Also, the DNA of neurons, and the growing role of big data in the search for extraterrestrial life.


The DNA of Neurons

Conference on the search for life in the universe

The who and what of longevity research

Aubrey_de_Grey-Bruce Klein and Susan Fonseca-Klein
(Aubrey de Grey by Bruce Klein and Susan Fonseca-Klein)

Some links on the who and the what


Special Edition - March For Science

I went to the local March for Science today in Eugene. The starting point was on the U of O campus, and there was a great turnout. There was also a good diversity in the crowd. I took my portable mic for my phone and talked to a few people, from students and teachers, to astronomers and parents. Science is for everyone, not just lab techs. Listen to the show for my interviews, and keep your eyes and ears open for more about what you can do in the future. Advocacy doesn't get done with one march, it's a sustained effort that will carry us through.







Episode 43 - Pollution Solutions

This week we go over a few of the ways people are tackling air pollution and excess carbon. Making ink from soot, making diamonds from CO2, and more.

Also, mammal cells turned into computer circuits, and NASA's Cassini probe final mission.

Mammal cell biocomputers
Cassini's Final Mission

Pollution Solutions

(Air Ink)

Links to various pollutions and CO2 control technologies


Episode 42 - CRISPR and gene editing

This week we dive into the world of CRISPR-Cas9 and gene editing with a hopefully easy to understand overview of the basics.
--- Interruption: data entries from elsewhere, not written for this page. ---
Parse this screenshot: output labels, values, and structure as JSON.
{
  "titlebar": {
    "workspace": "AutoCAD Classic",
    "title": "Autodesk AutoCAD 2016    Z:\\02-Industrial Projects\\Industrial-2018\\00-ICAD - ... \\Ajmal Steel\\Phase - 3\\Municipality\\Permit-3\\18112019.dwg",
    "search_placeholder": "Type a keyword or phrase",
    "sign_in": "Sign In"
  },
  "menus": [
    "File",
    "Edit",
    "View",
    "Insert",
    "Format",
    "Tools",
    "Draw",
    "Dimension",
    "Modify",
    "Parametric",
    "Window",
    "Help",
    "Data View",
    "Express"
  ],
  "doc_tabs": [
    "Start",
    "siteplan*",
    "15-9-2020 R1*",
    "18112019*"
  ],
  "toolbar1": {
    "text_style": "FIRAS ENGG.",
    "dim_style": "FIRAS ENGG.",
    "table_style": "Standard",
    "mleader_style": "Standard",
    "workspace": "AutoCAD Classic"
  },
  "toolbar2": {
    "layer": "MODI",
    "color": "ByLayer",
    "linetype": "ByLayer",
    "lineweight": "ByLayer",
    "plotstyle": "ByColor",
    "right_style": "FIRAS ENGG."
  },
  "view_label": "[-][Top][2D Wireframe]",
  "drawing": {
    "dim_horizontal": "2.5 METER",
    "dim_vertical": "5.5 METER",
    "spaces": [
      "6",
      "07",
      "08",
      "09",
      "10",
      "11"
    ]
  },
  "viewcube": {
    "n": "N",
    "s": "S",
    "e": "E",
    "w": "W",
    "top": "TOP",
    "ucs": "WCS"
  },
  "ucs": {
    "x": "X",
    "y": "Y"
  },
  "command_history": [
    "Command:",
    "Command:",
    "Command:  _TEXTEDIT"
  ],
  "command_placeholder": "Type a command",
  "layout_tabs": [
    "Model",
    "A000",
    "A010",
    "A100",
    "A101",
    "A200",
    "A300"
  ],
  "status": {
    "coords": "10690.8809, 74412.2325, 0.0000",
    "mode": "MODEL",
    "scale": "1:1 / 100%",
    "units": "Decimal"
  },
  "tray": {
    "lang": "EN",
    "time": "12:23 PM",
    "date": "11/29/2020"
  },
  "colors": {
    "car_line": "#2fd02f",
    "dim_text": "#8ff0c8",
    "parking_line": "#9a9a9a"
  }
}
What is CRISPR, what can and might it do, what are the concerns and roadblocks.

Also, new nano metal techniques for improving hardness, and the Air Force X37 sets a record.

Nano Metal


Air Force X37

(Air Force)

CRISPR-Cas9 and Gene Editing


This is probably the best video for an understandable explanation of CRISPR


Episode 33 - Themes for 2017 - Understanding Science - Consensus

This week I offer an overview of scientific consensus - what it is, and why we should accept it.

And in the news: Vantablack, and mud on Mars


(Surrey NanoSystems)

Mud on Mars


Scientific Consensus

(Randal Monroe/XKCD)